Wisconsin gives West hope of challenging B10 East dominance
The Big Ten West might not be best, but it is getting closer to challenging the East Division’s conference dominance.
Wisconsin returns the entire offensive line and a 1,900-yard rusher from its record-setting 13-win team, and some see the Badgers as a contender for the College Football Playoff.
Iowa has the nation’s top tight end in Noah Fant, Northwestern is coming off its second 10-win season in three years and Purdue is on the rise under Jeff Brohm. Nebraska, mostly a non-factor since joining the league in 2011, is poised to make a move up after native son Scott Frost was brought home to revive the proud program.
Teams from the current East, dating to the years of the Legends and Leaders divisions, have won five straight conference championships. Ohio State, which will break in a new quarterback, is the favorite again.
Penn State has a favorable schedule and a quarterback who’s passed for more than 3,500 yards two straight years. Michigan State returns a bevy of skilled players from last year’s 10-win team. Michigan, winless against Ohio State and 1-2 against Michigan State the last three years, is looking for more in year four under Jim Harbaugh.
“The West will be the most competitive it’s been since the Big Ten has been split up geographically,” said Big Ten Network analyst and former coach Gerry DiNardo, who also noted facility upgrades across the West, Brohm’s fast start and how Frost’s hiring has energized Nebraska fans.
The East is the flashpoint for off-the-field issues this preseason. Ohio State coach Urban Meyer is on administrative paid leave while his handling of domestic violence allegations against former receivers coach Zach Smith is investigated. Maryland coach DJ Durkin is on leave amid allegations of an abusive culture in the program and the team’s failure to properly react after offensive lineman Jordan McNair fell ill during a May 29 workout and later died.
Champ excluded from CFP
The Big Ten champion has been left out of the four-team playoff the last two years, coinciding with the start of the nine-game conference schedule. A one-loss Ohio State made the playoff in ’16 over two-loss league champion Penn State; the two-loss champion Buckeyes were left out in 2017.
“I don’t think there’s any doubt that playing nine games in the kind of rigorous schedule that we play makes achieving an undefeated season more difficult.
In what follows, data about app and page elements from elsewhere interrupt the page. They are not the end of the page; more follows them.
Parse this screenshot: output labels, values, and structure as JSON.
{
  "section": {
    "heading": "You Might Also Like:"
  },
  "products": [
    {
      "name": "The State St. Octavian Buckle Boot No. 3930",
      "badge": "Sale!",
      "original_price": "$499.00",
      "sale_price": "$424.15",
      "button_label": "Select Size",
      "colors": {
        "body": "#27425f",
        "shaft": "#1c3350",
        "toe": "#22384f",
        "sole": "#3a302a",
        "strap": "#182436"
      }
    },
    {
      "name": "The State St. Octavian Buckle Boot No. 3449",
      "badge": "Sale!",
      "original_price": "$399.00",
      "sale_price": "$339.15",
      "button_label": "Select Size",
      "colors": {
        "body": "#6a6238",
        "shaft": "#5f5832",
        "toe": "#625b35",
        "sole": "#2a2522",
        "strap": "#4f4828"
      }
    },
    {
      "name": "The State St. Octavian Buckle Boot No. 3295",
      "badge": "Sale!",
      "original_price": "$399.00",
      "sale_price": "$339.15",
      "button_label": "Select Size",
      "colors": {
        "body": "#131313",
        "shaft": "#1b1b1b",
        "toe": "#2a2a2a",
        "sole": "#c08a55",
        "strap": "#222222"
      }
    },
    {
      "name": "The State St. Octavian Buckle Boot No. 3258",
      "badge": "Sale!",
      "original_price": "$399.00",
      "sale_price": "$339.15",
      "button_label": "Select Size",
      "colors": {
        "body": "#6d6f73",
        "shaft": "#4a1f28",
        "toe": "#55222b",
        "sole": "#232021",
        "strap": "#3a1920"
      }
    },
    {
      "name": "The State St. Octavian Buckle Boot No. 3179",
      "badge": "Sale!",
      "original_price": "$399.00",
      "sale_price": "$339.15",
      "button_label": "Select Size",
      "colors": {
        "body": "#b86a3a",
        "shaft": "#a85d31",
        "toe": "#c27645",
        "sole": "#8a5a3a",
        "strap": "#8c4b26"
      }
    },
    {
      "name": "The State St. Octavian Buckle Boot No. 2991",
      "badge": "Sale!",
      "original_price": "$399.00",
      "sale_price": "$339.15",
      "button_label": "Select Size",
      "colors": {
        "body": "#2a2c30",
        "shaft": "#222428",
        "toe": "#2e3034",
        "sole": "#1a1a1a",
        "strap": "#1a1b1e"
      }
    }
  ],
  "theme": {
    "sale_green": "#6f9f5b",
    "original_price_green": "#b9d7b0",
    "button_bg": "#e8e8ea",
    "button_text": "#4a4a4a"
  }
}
And it is true that the committee has not selected a team with two losses from any conference,” commissioner Jim Delany said. “We continue to build a conference and want to be as good as we can be, and we think that includes playing each other as much as we can, playing the best teams in the country in the nonconference as well as postseason and continuing to make the case that our teams are among the four best in the country.”
Frost is the Big Ten’s only first-year coach, returning to the program he quarterbacked to a share of the 1997 national title. The Huskers haven’t won a conference championship since 1999 (Big 12) and are 12-14 in Big Ten games the last three years. The Huskers’ difficult schedule means progress might not be measured in wins and losses this season. Frost wants to bring back the physicality and player development that spawned championships in the program’s 1990s heyday. Then he will set his sights on overtaking Wisconsin.
“A lot of what Wisconsin is doing is the Nebraska model,” Frost said. “They’ve been out-Nebraska-ing Nebraska, and we’re here to fix that.”
Offense: Ohio State RB J.K. Dobbins started 12 games as a freshman and set a school rookie record with 1,403 yards. Penn State QB Trace McSorley has thrown a TD pass in 28 straight games, the longest active streak in the FBS. Wisconsin RB Jonathan Taylor ran for 1,977 yards to set the Bowl Subdivision freshman rushing record.
Defense: Michigan DE Rashan Gary, one of the most athletically gifted players in the college game, had 12 tackles for loss and six sacks. Ohio State DE Nick Bosa led his team with 16 tackles for loss and eight sacks. Wisconsin LB T.J. Edwards was the Badgers’ second-leading tackler, and his four interceptions tied for most by a Power Five linebacker.
Northwestern RB Jeremy Larkin rushed for 503 yards and averaged 6 yards per carry as the backup to star Justin Jackson.
Iowa QB Nate Stanley flies under the radar even in his own conference. His 26 TD passes against six interceptions showed he’s the real deal.
Indiana safety-linebacker Marcelino Ball, who missed most of last season with a knee injury, was stellar in 2016 and ready to re-emerge.